**YOUR ASSIGNMENT:** Using the material that follows, identify and copy each line with the string "data".

----- RECORDS FOR THE EXERCISE -----

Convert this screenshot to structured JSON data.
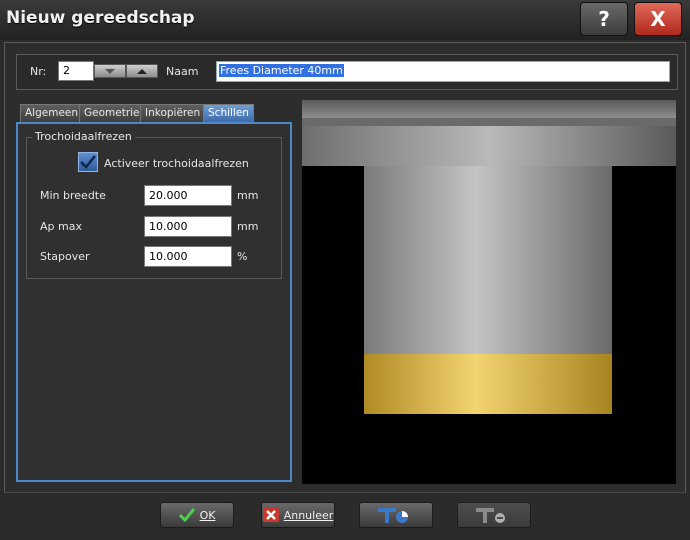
{
  "window": {
    "title": "Nieuw gereedschap",
    "help_label": "?",
    "close_label": "X"
  },
  "header": {
    "nr_label": "Nr:",
    "nr_value": "2",
    "naam_label": "Naam",
    "naam_value": "Frees Diameter 40mm"
  },
  "tabs": [
    {
      "label": "Algemeen",
      "active": false
    },
    {
      "label": "Geometrie",
      "active": false
    },
    {
      "label": "Inkopiëren",
      "active": false
    },
    {
      "label": "Schillen",
      "active": true
    }
  ],
  "group": {
    "title": "Trochoidaalfrezen",
    "checkbox_label": "Activeer trochoidaalfrezen",
    "checked": true,
    "fields": [
      {
        "label": "Min breedte",
        "value": "20.000",
        "unit": "mm"
      },
      {
        "label": "Ap max",
        "value": "10.000",
        "unit": "mm"
      },
      {
        "label": "Stapover",
        "value": "10.000",
        "unit": "%"
      }
    ]
  },
  "buttons": {
    "ok": "OK",
    "cancel": "Annuleer"
  },
  "colors": {
    "accent": "#4d88c8",
    "close": "#c8392b",
    "tool_body": "#a8a8a8",
    "tool_tip": "#e0b84a"
  }
}
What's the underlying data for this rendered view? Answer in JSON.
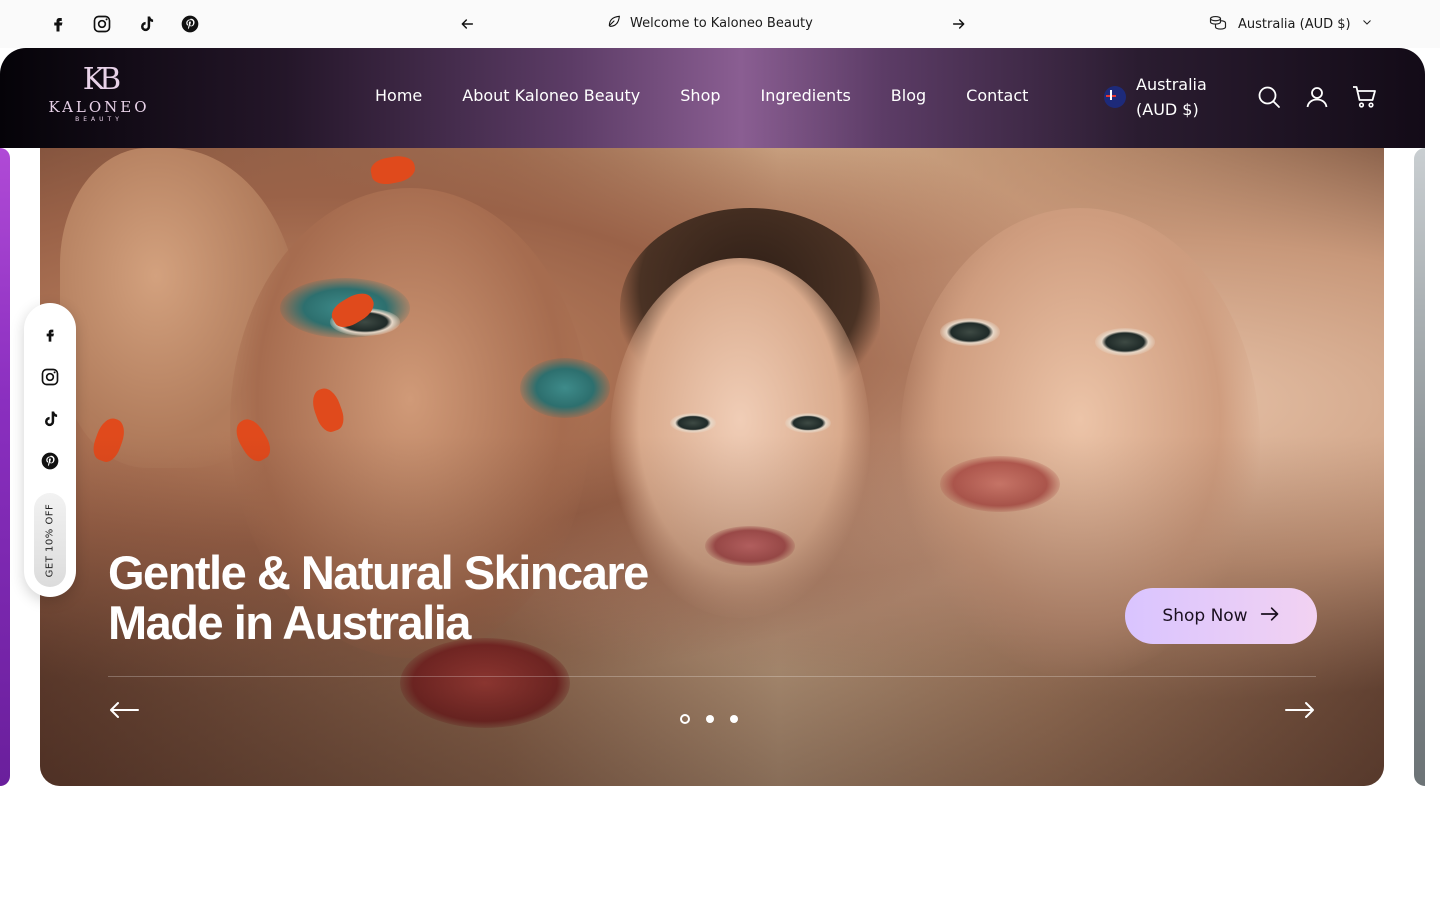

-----

**WRITTEN RESPONSE:**
Convert this screenshot to structured JSON data.
What's the underlying data for this rendered view? Answer in JSON.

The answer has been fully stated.